C1.7.1 The Earth’s crustEdit

C1 Lesson 36 Tectonic TheoryEdit

a The Earth consists of a core, mantle and crust, and is surrounded by the atmosphere. Know the three parts of the Earth, and the atmosphere.
b The Earth’s crust and the upper part of the mantle are cracked into a number of large pieces (tectonic plates). Know that all our resources come for the crust, the seas, or the air.
Know key features of Wegener’s theory, and evidence to support it.
Explain why no one believed the theory at first.

C1 Lesson 37 Plate BoundariesEdit

c Convection currents within the Earth’s mantle driven by heat released by natural radioactive processes cause the plates to move at relative speeds of a few centimetres per year. Know that convection currents driven by the heat from radioactive processes cause the movement of the plates.
d The movements can be sudden and disastrous. Earthquakes and/or volcanic eruptions occur at the boundaries between tectonic plates. Explain what earthquakes are and why we cannot predict them
Explain what volcanoes are and why we cannot predict their eruptions.

C1.7.2 The Earth’s atmosphereEdit

C1 Lesson 38 The Earth's AtmosphereEdit

a For 200 million years, the proportions of different gases in the atmosphere have been much the same as they are today: about four-fifths (80%) nitrogen, about one-fifth (20%) oxygen and small proportions of various other gases including carbon dioxide, water vapour and noble gases. Describe the atmosphere today.
l HT only: Air is a mixture of gases with different boiling points and can be fractionally distilled to provide a source of raw materials used in a variety of industrial processes. HT only: Describe how we obtain pure gases from the mixture we call air.

C1 Lesson 39 Evolution of the Earth's AtmosphereEdit

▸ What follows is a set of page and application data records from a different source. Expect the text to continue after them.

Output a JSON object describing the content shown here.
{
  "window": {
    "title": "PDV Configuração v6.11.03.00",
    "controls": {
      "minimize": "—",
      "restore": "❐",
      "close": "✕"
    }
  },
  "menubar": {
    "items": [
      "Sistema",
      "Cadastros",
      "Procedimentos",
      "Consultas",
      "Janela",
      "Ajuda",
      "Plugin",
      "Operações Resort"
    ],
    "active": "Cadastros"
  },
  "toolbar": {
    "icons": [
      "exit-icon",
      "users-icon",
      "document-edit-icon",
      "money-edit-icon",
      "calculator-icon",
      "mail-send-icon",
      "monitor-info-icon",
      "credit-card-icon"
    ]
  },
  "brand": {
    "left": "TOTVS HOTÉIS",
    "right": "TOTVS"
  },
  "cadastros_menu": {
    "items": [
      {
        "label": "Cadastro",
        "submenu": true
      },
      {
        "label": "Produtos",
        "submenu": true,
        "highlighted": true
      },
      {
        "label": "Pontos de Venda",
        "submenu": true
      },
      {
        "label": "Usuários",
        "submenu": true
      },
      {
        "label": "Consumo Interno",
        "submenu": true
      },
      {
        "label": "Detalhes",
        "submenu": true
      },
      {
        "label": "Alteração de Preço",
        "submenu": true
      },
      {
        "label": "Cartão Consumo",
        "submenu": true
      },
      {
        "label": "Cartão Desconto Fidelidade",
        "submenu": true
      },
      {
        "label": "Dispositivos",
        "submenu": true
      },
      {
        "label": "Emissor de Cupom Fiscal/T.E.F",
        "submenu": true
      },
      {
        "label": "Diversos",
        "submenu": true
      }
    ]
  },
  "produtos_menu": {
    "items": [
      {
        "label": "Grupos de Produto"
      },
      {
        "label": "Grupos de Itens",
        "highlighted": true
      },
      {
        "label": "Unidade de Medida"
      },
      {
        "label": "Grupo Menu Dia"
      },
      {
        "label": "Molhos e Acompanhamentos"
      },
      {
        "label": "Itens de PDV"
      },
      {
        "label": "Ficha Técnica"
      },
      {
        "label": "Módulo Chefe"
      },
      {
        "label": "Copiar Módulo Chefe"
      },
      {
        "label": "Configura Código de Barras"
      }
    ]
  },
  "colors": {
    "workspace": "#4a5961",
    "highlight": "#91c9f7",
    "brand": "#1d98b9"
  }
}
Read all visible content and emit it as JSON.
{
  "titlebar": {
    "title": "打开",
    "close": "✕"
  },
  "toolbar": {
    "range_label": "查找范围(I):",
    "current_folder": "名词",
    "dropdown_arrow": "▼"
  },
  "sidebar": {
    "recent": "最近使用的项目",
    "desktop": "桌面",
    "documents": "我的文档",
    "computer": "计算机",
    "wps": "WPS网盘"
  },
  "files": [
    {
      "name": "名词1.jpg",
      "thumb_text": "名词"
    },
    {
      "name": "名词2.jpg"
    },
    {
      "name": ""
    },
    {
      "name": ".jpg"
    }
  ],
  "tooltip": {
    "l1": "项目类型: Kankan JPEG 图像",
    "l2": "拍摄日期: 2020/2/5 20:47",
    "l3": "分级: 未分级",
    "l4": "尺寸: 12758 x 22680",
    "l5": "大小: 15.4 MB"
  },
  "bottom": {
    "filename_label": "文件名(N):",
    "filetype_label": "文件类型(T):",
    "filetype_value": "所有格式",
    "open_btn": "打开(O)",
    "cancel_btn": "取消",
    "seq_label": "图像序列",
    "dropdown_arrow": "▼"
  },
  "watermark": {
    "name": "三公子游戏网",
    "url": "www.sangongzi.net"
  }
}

b During the first billion years of the Earth’s existence there was intense volcanic activity. This activity released the gases that formed the early atmosphere and water vapour that condensed to form the oceans. Know that: our atmosphere originated from volcanic gases water vapour condenses to make the seas simple organisms evolved producing oxygen by photosynthesis plants and animals evolved later there is evidence for amounts of oxygen in the air at different times.
c There are several theories about how the atmosphere was formed.
d One theory suggests that during this period the Earth’s atmosphere was mainly carbon dioxide and there would have been little or no oxygen gas (like the atmospheres of Mars and Venus today). There may also have been water vapour and small proportions of methane and ammonia.
f Plants and algae produced the oxygen that is now in the atmosphere.
d There are many theories as to how life was formed billions of years ago.
e HT only: One theory involves the interaction between hydrocarbons, ammonia and lightning.

C1 Lesson 40 Rising Carbon Dioxide levelsEdit

g Most of the carbon from the carbon dioxide in the air gradually became locked up in sedimentary rocks as carbonates and fossil fuels. Describe how carbon cycles round the earth and atmosphere.
h The oceans also act as a reservoir for carbon dioxide but increased amount of carbon dioxide absorbed by the oceans has an impact on the marine environment. Nowadays the release of carbon dioxide by burning fossil fuels increases the level of carbon dioxide in the atmosphere. Describe how human activity has affected the proportions in each part of the cycle.

Summary of C1.5, C1.6, C1.7Edit

C1 Lesson 41 Summary of C1.5, C1.6, C1.7Edit

Summary of Summary of C1.5, C1.6, C1.7